Scientific presentations in meetings and the landmark publication in the Annals of Vascular Surgery contributed to the dissemination of the technique, and in October of 1992 Juan Parodi and the team were invited by two interventional cardiologists involved in endovascular peripheral interventions, Michel Henry and Max Amor, to perform a live EVAR case during their meeting in Nancy, France. We were introduced to Claude Mialhe and Claude Amicabile and did the first European EVAR together. Mialhe was already involved in the endovascular treatment of aortoiliac disease and was familiar with balloon angioplasty and stent placement. He showed interest in learning every detail of the technique and very soon after that procedure he came up with the idea of building a modular bifurcated stent graft for EVAR which was named Stentor. This concept was the basis of most of the devices that we use today.
In November 1992 the team travelled to New York to perform the first US EVAR following an invitation from Frank Veith and Michael Marin. Their patient was very challenging (obese and oxygen dependent) and we were given a very primitive imaging technology for the procedure. Before we started the procedure the anaesthesiologist informed us that the patient was too sick for general anaesthesia and even for epidural anaesthesia and that we could only proceed with surgery under local anaesthesia. Once again Parodi showed that he had the knowledge, determination and courage required to move forward in order to accomplish his goal. The procedure went well and the patient was sent home without complications and lived for several years with an excluded aneurysm.

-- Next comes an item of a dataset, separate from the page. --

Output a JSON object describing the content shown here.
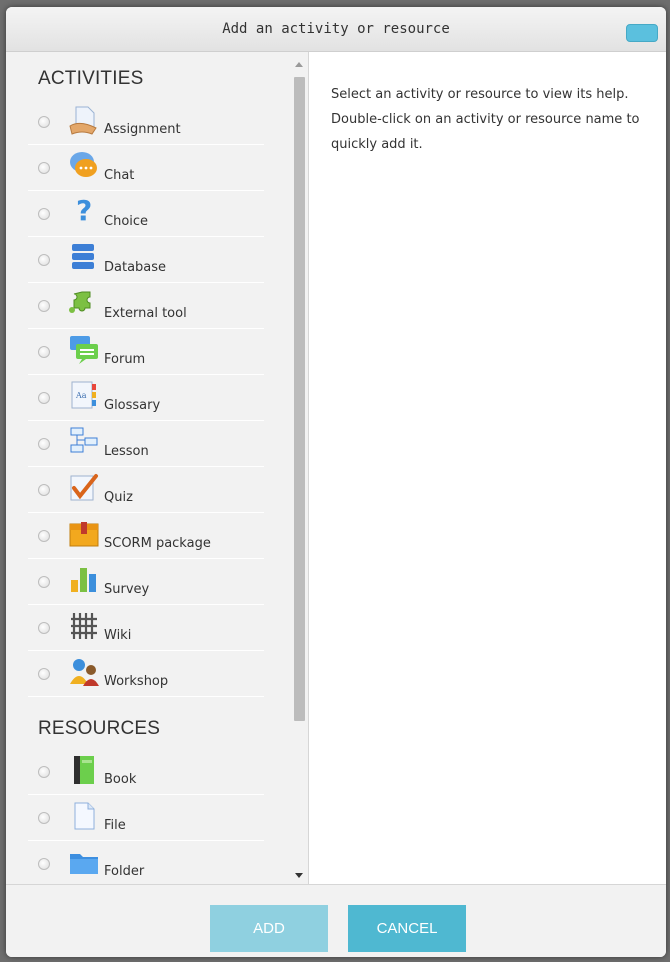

During the years that followed, significant contributions were made by many other physicians from different specialties including vascular surgery, interventional radiology, cardiothoracic surgery and interventional cardiology, culminating in the high level of technology that today allows us to treat close to 80% of patients with thoracic and abdominal aortic aneurysm using the endovascular technique. Early on, most of the centres had vascular surgeons with limited or no experience in endovascular techniques who teamed up with interventional radiologists or cardiologists. These multidisciplinary collaborations have been very productive but unfortunately have not continued among many physician groups who have engaged in negative turf battles.
In my case, I continue to enjoy long discussions on the phone with Parodi on how to improve existing technology or create something new, and the group I work with at the Medical University of South Carolina experiences continued success because of our strong multispecialty collaboration. In 1996 Parodi encouraged me to restart the carotid angioplasty programme, and he came up with the idea of flow reversal to protect the brain during carotid artery stenting: one more brilliant idea to allow safe treatment for high-risk patients, in this case with carotid disease. He continues to fine tune his own discoveries to the benefit of patients everywhere and those of us who treat them.